[Dataset items]
********

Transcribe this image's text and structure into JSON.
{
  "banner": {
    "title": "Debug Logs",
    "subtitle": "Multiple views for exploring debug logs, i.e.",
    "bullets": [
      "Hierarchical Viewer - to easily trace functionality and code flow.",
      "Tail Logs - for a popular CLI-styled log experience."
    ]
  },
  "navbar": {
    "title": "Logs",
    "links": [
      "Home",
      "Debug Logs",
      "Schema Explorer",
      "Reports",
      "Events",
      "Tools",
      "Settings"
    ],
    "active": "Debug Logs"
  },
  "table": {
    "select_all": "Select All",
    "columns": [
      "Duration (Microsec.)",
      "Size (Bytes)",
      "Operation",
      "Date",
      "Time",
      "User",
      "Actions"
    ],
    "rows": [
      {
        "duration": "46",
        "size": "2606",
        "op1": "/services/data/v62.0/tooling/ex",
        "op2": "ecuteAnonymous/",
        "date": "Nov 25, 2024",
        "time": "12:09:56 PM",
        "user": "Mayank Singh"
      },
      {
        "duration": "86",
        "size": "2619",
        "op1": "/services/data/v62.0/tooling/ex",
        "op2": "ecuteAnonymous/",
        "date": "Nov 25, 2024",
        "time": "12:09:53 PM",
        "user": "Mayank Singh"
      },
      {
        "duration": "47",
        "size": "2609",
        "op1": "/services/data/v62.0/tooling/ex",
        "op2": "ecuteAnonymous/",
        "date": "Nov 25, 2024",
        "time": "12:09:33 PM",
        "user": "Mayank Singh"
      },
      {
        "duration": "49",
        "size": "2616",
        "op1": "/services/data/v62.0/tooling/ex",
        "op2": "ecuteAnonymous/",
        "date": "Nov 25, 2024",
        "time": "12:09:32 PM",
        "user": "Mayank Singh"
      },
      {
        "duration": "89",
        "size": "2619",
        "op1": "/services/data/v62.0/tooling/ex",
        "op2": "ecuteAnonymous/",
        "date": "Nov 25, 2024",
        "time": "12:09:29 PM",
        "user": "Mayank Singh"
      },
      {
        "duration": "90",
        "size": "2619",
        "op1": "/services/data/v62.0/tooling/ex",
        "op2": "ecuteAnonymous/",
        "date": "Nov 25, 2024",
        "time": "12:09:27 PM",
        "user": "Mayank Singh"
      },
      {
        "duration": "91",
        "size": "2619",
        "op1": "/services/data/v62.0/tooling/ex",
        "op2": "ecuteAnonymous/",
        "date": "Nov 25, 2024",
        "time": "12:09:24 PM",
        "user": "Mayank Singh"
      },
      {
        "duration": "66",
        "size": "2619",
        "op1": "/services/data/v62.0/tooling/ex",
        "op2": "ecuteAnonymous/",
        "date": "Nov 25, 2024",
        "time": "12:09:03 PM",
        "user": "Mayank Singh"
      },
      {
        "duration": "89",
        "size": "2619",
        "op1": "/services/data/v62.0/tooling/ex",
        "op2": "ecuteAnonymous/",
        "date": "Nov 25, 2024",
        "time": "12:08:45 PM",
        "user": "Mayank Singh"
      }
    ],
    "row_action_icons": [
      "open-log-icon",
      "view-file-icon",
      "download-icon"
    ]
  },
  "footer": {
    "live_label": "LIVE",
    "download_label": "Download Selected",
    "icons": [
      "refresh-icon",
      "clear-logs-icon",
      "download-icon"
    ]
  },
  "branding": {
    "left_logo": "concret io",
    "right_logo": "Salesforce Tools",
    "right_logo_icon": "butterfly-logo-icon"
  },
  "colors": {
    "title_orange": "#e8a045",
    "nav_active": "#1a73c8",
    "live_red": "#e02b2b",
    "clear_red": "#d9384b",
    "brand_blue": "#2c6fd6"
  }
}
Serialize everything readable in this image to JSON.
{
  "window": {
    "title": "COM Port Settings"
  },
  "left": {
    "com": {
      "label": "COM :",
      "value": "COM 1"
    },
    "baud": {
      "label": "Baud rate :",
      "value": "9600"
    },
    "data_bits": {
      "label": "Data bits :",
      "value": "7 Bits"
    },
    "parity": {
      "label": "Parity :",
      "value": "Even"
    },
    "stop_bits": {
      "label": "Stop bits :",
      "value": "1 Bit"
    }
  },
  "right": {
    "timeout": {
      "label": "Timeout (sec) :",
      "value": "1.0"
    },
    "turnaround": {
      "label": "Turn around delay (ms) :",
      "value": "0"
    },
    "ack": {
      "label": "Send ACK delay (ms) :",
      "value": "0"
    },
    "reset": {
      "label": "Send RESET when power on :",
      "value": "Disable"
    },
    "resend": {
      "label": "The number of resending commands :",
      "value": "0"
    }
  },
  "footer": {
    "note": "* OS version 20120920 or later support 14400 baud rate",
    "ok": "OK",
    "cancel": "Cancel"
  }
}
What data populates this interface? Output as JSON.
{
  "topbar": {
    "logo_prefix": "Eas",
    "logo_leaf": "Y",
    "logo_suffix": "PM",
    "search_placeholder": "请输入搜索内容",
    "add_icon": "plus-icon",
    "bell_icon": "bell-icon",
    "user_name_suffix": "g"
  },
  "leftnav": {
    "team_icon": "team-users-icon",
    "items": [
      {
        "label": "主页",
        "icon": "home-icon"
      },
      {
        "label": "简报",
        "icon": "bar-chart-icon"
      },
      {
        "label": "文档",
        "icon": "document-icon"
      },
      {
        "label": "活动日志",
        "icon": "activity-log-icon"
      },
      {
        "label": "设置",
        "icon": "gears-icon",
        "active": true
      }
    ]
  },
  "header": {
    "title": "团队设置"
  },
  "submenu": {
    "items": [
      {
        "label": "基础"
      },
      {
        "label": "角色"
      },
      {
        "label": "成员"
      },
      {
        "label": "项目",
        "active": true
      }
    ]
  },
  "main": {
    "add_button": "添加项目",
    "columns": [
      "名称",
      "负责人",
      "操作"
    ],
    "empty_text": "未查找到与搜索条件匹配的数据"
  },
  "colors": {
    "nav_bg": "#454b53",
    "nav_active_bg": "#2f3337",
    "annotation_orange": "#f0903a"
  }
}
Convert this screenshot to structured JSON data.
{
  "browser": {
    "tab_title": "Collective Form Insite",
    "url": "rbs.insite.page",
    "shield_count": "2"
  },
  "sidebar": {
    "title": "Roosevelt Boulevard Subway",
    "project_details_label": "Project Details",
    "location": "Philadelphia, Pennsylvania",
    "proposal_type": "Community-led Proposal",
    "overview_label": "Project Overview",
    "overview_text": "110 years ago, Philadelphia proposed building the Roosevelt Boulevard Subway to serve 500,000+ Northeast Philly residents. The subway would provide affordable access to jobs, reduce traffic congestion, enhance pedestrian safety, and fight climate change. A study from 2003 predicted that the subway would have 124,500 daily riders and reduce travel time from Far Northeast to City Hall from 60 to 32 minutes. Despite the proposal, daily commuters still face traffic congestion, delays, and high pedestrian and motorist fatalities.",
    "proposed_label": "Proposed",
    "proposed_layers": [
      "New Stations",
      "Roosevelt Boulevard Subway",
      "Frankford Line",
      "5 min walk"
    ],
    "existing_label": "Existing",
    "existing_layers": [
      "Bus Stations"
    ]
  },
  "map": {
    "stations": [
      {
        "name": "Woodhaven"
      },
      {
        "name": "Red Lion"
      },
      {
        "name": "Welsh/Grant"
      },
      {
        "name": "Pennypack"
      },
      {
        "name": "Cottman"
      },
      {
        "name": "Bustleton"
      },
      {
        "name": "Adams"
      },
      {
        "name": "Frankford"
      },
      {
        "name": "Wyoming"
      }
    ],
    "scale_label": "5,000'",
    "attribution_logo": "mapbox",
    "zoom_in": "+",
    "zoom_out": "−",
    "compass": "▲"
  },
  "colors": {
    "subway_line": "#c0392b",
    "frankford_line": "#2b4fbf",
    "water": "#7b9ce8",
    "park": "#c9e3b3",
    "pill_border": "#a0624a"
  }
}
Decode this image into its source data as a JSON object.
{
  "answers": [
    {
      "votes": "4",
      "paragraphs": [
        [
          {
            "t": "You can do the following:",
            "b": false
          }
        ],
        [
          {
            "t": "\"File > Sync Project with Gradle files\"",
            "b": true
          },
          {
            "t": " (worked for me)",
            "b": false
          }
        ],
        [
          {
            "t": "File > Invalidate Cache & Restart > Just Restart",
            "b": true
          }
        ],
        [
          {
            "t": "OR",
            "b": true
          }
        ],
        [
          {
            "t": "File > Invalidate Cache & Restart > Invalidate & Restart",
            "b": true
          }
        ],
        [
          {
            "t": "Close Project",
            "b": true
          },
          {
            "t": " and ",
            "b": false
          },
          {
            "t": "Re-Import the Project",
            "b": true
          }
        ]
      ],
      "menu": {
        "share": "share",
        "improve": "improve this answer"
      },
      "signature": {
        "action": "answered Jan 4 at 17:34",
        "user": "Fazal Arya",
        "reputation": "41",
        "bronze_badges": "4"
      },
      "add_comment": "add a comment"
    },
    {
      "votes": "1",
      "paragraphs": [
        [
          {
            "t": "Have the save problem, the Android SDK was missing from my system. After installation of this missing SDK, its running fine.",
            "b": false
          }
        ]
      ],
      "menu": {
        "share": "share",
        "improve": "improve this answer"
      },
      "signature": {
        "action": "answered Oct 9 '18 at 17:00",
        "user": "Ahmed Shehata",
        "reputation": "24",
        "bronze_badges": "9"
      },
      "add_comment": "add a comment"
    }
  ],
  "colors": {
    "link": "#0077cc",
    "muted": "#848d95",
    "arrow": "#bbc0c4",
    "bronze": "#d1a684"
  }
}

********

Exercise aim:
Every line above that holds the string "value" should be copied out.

Final answer:
      "value": "COM 1"
      "value": "9600"
      "value": "7 Bits"
      "value": "Even"
      "value": "1 Bit"
      "value": "1.0"
      "value": "0"
      "value": "0"
      "value": "Disable"
      "value": "0"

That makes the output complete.